AIM OF THE EXERCISE:
Select every line below containing the word "Dashboard".

[Start of section]

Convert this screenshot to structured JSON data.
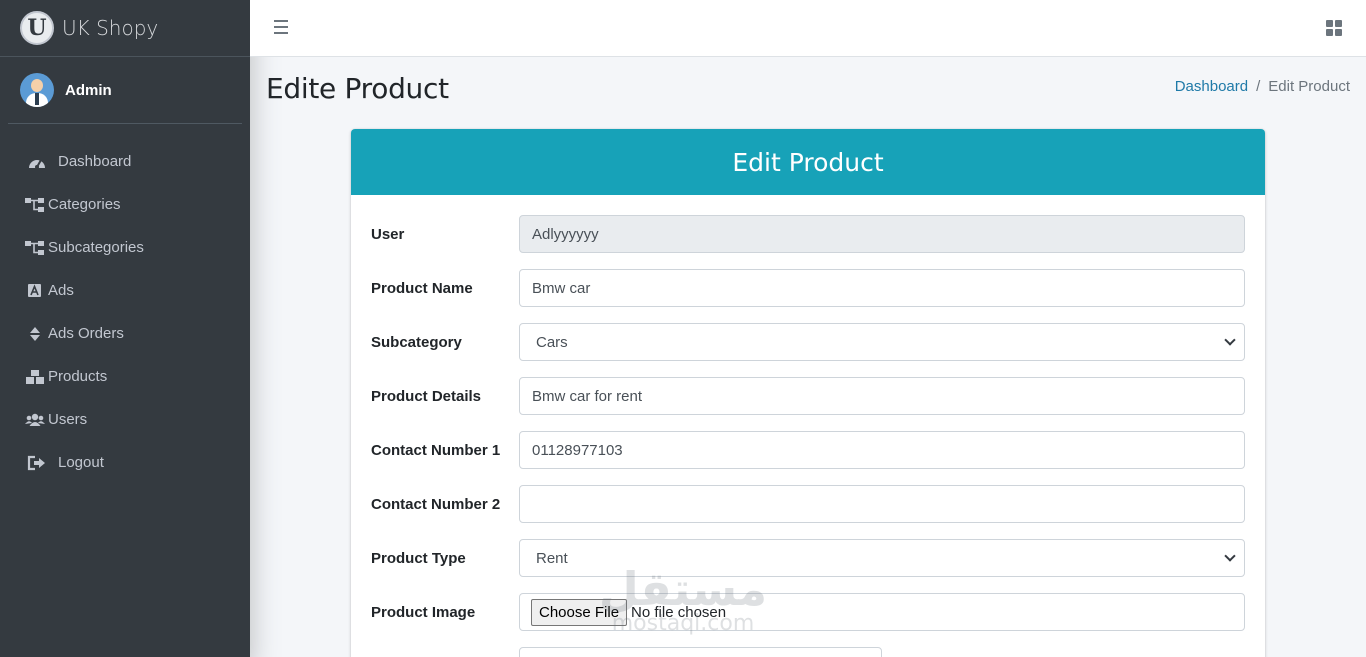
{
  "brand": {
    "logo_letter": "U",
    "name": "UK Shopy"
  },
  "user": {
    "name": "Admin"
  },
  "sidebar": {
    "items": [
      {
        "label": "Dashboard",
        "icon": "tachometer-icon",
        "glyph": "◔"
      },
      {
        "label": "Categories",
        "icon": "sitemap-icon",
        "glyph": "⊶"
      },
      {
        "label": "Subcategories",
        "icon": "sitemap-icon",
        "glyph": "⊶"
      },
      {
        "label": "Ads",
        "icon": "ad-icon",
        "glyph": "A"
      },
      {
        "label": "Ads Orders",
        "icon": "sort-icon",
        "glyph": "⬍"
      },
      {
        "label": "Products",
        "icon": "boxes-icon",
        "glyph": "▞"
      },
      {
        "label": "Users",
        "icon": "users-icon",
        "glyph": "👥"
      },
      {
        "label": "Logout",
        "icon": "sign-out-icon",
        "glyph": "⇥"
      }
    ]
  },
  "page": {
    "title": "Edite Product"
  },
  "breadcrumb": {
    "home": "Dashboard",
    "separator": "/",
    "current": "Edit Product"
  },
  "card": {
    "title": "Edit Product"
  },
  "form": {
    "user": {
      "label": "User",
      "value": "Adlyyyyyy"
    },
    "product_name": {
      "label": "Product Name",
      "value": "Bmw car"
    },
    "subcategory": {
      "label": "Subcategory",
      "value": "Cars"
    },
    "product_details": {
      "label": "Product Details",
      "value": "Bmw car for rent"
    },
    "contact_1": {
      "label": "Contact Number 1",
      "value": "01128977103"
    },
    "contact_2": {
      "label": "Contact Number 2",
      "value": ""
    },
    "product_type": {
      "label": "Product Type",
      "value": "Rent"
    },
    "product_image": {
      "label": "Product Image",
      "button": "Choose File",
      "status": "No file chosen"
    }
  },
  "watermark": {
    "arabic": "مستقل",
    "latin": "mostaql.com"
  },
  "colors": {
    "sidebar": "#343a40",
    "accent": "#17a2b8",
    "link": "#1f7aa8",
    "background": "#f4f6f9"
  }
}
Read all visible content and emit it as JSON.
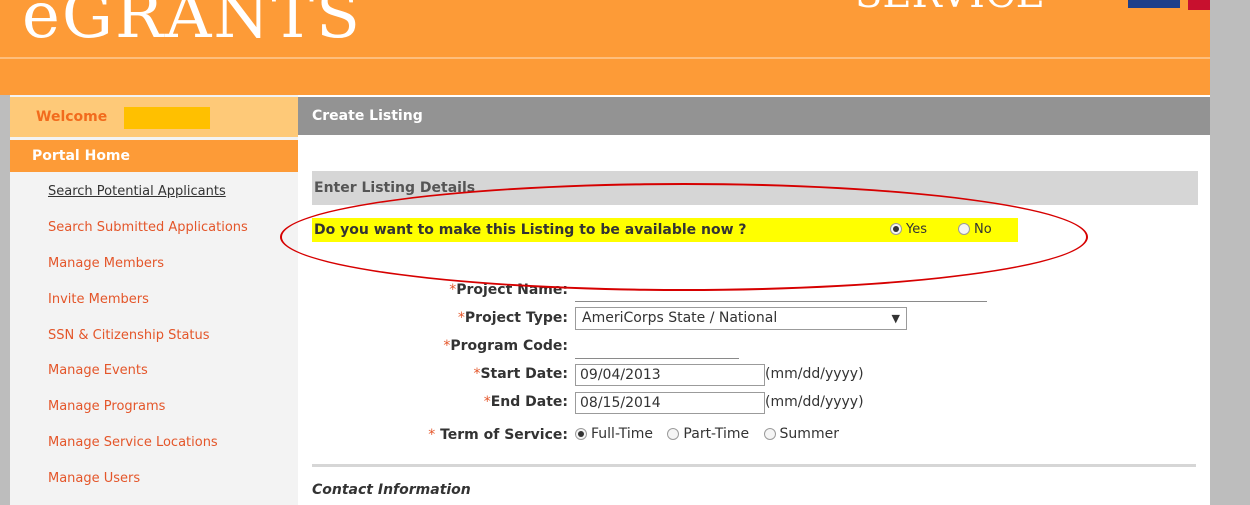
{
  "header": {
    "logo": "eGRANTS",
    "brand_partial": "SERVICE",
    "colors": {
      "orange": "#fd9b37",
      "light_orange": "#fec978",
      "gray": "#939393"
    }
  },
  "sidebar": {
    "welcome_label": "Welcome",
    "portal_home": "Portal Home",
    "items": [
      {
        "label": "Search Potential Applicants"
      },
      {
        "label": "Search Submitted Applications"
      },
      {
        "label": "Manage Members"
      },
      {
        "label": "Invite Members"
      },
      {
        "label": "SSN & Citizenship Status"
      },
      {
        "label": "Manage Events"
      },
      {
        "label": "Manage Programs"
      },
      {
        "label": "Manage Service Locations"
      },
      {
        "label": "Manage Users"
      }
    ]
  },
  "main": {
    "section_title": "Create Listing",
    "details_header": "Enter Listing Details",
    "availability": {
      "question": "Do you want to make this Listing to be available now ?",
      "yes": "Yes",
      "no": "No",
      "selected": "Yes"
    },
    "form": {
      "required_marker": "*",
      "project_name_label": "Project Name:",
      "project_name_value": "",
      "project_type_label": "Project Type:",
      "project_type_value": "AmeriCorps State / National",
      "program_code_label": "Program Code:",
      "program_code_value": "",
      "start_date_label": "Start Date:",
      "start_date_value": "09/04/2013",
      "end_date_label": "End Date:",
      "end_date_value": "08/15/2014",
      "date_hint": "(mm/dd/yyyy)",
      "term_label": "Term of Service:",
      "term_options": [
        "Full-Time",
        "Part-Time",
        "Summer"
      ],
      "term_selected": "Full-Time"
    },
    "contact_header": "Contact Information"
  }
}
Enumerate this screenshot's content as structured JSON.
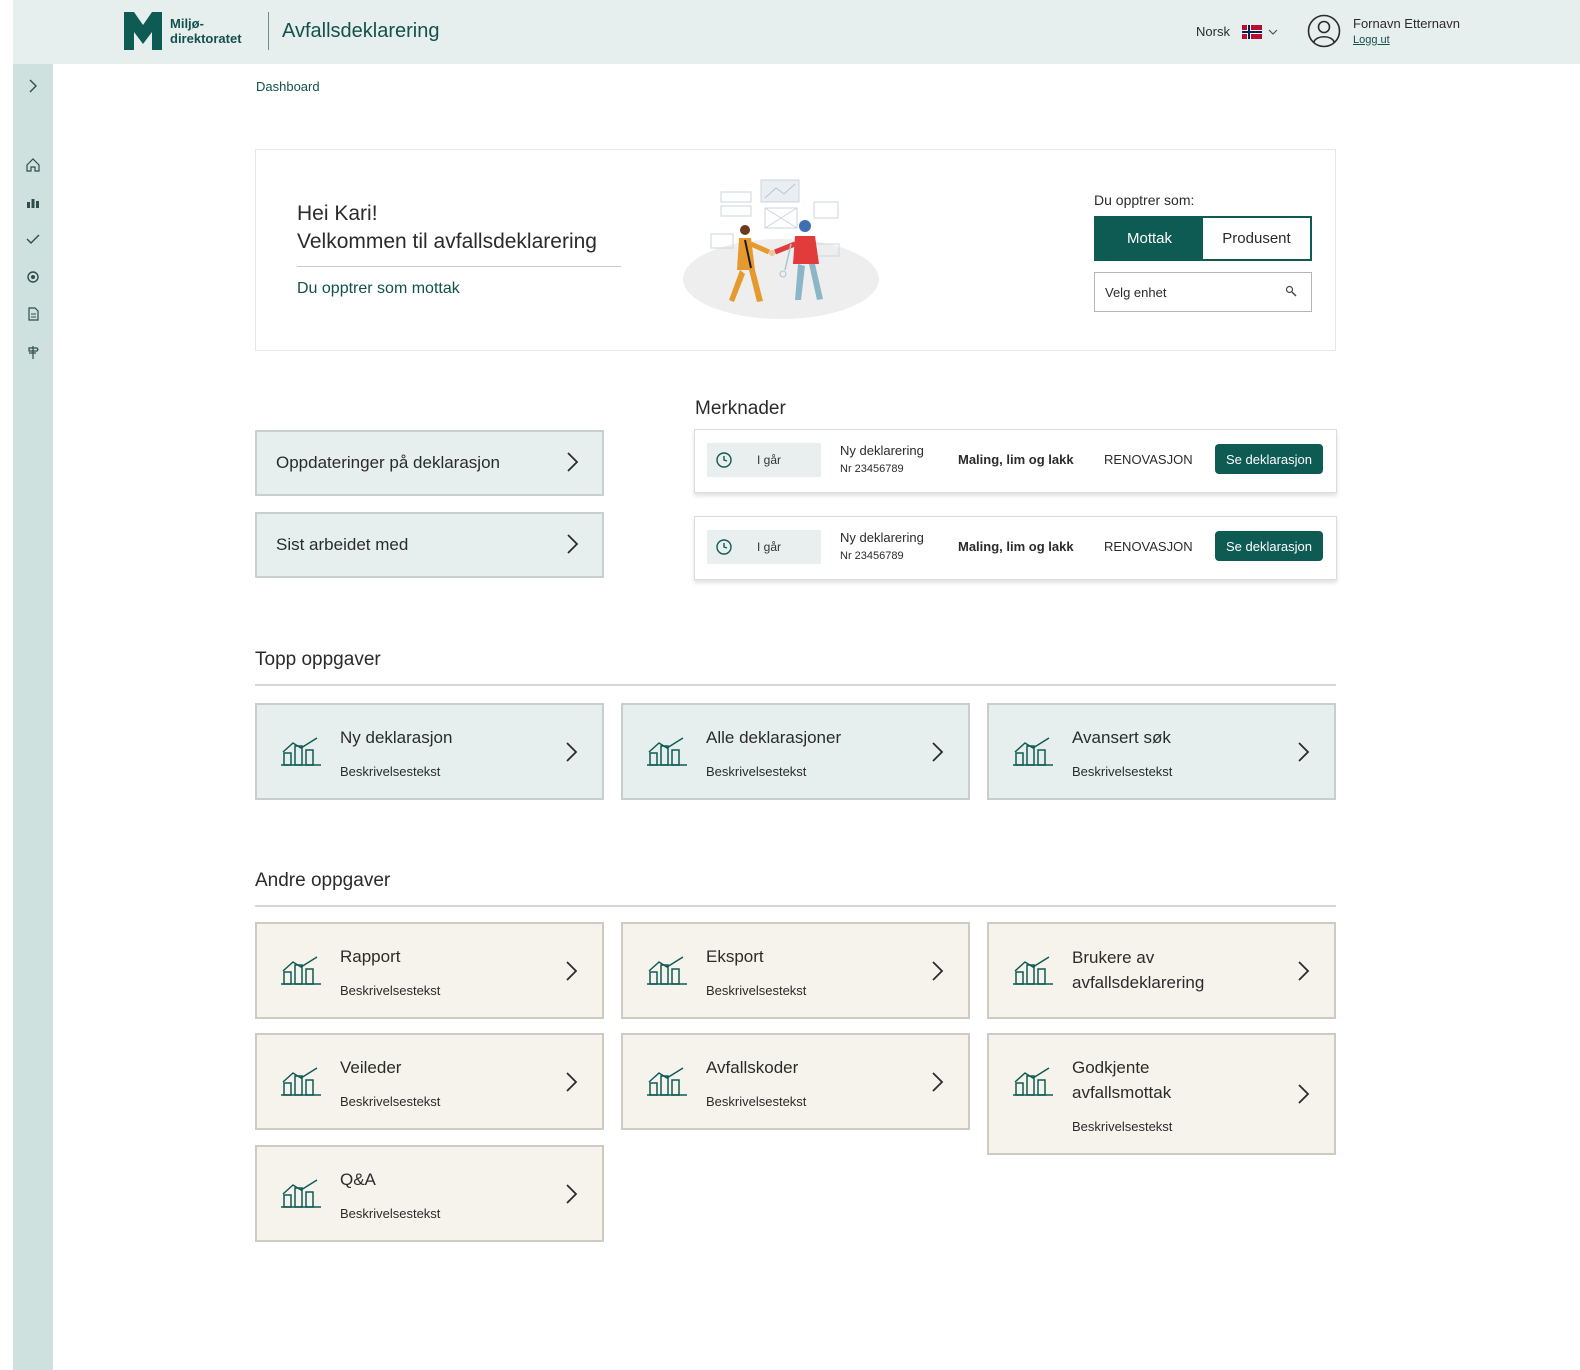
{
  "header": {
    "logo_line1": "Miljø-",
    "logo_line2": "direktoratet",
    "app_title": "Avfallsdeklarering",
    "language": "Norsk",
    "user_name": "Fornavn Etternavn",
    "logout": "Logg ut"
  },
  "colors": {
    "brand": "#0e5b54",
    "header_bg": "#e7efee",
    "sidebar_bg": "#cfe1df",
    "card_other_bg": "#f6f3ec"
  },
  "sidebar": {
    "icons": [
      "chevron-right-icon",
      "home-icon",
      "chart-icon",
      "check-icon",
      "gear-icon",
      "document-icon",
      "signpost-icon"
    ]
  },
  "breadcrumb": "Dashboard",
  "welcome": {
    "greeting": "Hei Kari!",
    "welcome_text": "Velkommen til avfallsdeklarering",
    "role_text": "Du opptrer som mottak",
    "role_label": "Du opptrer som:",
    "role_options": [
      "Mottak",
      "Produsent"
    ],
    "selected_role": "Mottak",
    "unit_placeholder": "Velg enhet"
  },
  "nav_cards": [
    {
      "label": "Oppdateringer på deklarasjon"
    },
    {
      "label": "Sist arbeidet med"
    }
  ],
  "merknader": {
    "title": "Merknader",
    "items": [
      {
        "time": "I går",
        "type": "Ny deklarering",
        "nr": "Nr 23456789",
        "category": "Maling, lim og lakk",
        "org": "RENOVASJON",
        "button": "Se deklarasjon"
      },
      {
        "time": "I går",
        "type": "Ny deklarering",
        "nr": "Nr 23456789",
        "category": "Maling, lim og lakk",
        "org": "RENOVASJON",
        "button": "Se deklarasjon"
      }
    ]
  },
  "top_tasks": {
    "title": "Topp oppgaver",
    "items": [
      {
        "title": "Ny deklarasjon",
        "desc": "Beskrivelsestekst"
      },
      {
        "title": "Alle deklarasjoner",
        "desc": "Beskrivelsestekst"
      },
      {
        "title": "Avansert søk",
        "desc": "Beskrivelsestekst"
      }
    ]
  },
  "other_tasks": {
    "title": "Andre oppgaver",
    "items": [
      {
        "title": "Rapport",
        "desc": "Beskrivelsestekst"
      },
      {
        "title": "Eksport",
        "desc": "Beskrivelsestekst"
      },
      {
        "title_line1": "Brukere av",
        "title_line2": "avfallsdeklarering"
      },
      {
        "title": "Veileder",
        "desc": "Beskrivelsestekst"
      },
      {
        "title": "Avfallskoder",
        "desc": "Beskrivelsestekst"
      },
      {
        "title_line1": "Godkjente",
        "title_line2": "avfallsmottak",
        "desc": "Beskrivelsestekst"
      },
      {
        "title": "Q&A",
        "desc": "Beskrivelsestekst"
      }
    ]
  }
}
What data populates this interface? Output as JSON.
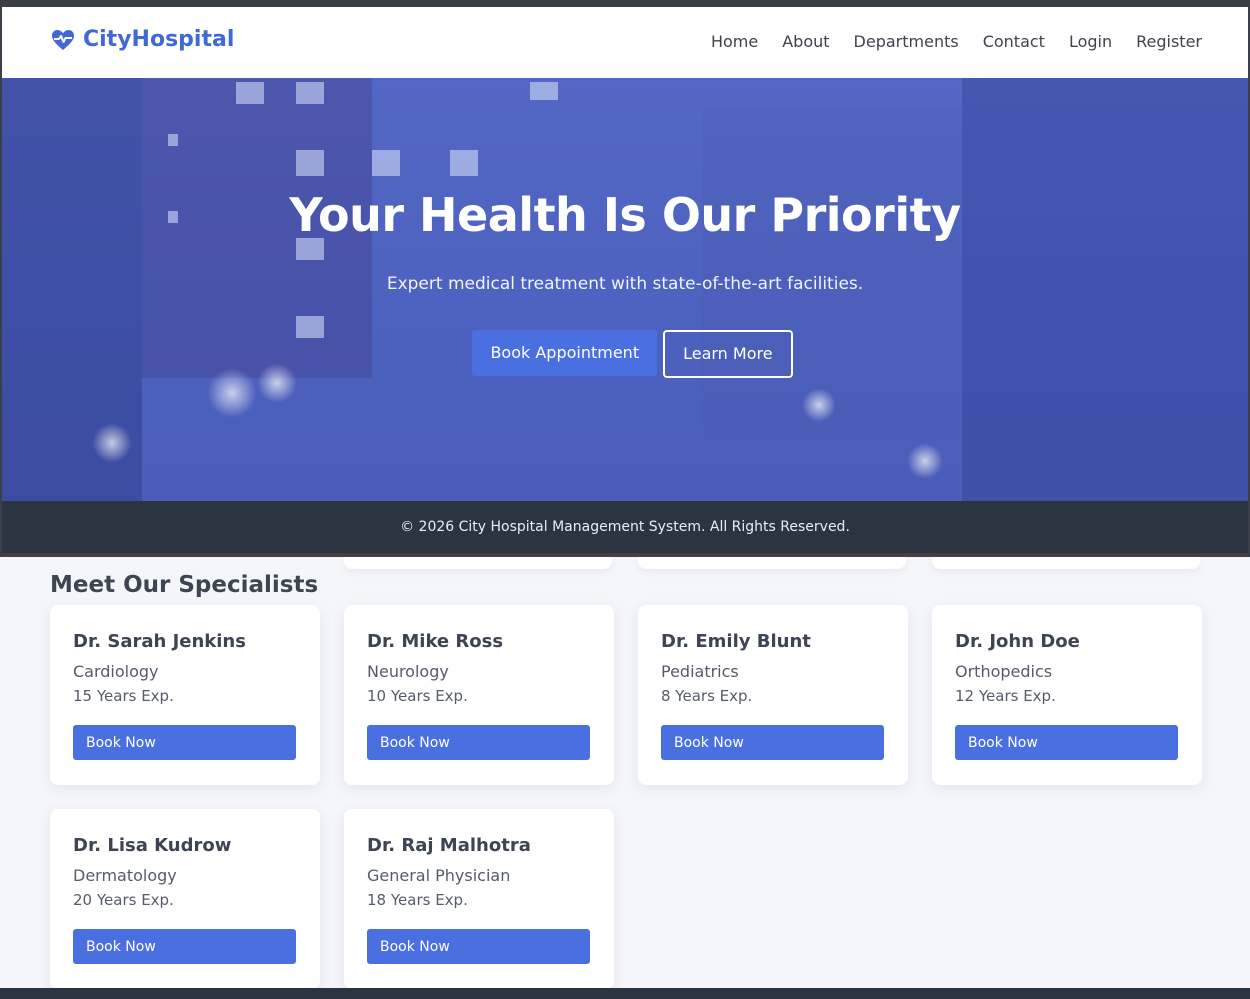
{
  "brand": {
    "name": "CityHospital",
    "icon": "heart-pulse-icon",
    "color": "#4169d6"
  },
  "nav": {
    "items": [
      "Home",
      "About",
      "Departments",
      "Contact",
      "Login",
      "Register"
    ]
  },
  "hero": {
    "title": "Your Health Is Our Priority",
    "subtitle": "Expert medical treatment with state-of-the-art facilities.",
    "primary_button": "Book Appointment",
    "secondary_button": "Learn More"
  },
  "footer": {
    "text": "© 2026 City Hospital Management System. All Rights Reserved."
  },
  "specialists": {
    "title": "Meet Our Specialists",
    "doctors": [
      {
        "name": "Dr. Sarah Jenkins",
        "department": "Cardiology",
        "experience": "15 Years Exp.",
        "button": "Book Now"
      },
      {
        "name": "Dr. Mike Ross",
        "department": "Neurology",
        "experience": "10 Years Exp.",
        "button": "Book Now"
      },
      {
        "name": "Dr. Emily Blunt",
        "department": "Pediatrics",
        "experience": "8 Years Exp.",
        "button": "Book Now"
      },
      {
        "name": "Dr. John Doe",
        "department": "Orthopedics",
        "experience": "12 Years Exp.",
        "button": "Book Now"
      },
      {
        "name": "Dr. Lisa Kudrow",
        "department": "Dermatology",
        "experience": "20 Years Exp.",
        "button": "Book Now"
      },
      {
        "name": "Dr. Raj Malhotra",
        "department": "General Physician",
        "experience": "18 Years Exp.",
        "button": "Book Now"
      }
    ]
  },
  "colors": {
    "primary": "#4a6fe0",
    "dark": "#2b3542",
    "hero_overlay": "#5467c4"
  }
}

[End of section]

TASK ANSWER:
        "label": "Dashboard",
    "home": "Dashboard",
  "breadcrumb": "Dashboard",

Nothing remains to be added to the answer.